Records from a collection
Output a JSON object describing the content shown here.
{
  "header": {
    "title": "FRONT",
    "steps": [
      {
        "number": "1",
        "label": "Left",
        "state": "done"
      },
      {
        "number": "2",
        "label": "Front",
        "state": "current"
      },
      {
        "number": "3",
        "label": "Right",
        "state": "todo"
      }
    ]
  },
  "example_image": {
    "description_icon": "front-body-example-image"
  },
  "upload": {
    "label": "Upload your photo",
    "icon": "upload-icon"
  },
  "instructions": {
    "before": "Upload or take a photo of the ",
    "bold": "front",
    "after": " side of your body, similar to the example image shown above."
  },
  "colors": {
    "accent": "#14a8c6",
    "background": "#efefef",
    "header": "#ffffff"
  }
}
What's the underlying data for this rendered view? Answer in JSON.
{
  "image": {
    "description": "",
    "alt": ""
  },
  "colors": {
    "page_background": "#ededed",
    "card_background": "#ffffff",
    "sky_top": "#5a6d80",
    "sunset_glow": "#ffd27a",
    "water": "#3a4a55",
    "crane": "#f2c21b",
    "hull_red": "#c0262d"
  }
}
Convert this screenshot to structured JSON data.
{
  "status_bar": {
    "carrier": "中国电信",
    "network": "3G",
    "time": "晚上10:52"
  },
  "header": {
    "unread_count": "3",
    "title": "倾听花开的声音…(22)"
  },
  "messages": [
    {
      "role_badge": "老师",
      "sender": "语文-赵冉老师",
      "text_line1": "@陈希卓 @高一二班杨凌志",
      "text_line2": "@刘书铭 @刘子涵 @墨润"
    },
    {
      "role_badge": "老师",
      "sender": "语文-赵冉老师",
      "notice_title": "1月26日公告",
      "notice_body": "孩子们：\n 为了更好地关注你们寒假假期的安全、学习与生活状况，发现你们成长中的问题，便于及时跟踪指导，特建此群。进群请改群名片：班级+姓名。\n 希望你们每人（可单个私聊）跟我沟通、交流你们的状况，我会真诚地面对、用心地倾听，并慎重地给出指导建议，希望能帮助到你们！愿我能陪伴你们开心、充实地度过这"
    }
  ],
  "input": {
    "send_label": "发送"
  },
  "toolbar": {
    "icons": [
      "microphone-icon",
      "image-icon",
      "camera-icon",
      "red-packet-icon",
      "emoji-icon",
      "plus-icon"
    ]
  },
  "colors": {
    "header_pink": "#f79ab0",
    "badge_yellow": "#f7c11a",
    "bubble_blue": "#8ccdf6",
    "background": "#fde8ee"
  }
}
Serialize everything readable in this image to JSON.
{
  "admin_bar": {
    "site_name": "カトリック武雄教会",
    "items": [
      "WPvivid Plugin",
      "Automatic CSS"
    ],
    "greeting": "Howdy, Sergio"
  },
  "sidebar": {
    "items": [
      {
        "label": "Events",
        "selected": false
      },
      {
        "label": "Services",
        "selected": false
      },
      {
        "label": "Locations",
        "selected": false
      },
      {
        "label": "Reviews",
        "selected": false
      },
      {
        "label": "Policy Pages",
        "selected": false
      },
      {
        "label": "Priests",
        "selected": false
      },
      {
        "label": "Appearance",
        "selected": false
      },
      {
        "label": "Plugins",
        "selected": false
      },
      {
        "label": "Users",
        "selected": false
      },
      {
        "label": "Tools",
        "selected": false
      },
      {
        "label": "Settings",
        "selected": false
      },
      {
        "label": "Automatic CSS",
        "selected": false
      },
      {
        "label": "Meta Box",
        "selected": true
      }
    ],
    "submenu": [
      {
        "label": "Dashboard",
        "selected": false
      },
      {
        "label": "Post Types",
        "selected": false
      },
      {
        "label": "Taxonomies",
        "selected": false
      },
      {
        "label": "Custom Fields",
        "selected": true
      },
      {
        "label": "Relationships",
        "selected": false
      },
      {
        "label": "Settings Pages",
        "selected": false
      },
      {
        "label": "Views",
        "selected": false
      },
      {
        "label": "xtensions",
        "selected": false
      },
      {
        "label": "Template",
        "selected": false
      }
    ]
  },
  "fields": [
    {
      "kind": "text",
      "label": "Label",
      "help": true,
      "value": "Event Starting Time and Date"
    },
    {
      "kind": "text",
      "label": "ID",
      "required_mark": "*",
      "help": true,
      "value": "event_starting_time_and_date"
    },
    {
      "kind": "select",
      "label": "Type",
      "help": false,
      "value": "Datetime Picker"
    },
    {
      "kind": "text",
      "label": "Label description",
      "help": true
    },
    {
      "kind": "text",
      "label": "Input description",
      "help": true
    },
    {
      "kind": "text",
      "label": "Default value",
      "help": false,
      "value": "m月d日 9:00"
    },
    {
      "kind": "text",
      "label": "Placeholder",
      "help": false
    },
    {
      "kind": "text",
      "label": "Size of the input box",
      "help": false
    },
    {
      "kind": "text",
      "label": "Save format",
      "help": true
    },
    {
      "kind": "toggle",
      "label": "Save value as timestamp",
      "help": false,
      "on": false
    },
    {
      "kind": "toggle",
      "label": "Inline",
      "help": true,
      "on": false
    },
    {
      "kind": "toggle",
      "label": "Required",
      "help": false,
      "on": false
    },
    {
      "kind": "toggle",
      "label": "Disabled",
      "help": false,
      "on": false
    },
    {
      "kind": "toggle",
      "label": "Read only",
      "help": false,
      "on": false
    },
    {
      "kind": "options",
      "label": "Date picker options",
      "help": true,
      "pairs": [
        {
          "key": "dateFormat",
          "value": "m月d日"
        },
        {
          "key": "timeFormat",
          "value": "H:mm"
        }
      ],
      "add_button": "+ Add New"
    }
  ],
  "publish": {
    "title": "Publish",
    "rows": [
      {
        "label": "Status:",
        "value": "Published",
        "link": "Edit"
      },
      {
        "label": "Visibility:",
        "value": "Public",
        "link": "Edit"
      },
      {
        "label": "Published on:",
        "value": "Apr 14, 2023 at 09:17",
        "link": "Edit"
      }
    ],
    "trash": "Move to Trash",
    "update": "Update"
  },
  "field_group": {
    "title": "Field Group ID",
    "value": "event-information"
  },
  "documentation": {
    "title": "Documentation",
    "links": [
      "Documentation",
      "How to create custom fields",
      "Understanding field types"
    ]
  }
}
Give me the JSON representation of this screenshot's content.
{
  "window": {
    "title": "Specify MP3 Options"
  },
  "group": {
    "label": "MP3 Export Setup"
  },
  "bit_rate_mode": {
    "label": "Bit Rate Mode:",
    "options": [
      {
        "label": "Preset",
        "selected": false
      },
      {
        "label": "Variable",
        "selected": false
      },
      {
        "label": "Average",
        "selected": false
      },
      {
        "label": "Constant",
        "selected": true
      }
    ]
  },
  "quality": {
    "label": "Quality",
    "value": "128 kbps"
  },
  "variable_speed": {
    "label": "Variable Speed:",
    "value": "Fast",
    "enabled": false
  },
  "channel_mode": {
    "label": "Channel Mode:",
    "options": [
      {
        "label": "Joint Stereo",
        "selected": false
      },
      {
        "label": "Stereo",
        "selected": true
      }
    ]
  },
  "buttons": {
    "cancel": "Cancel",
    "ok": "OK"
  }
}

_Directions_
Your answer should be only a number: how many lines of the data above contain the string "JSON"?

_Task response_
5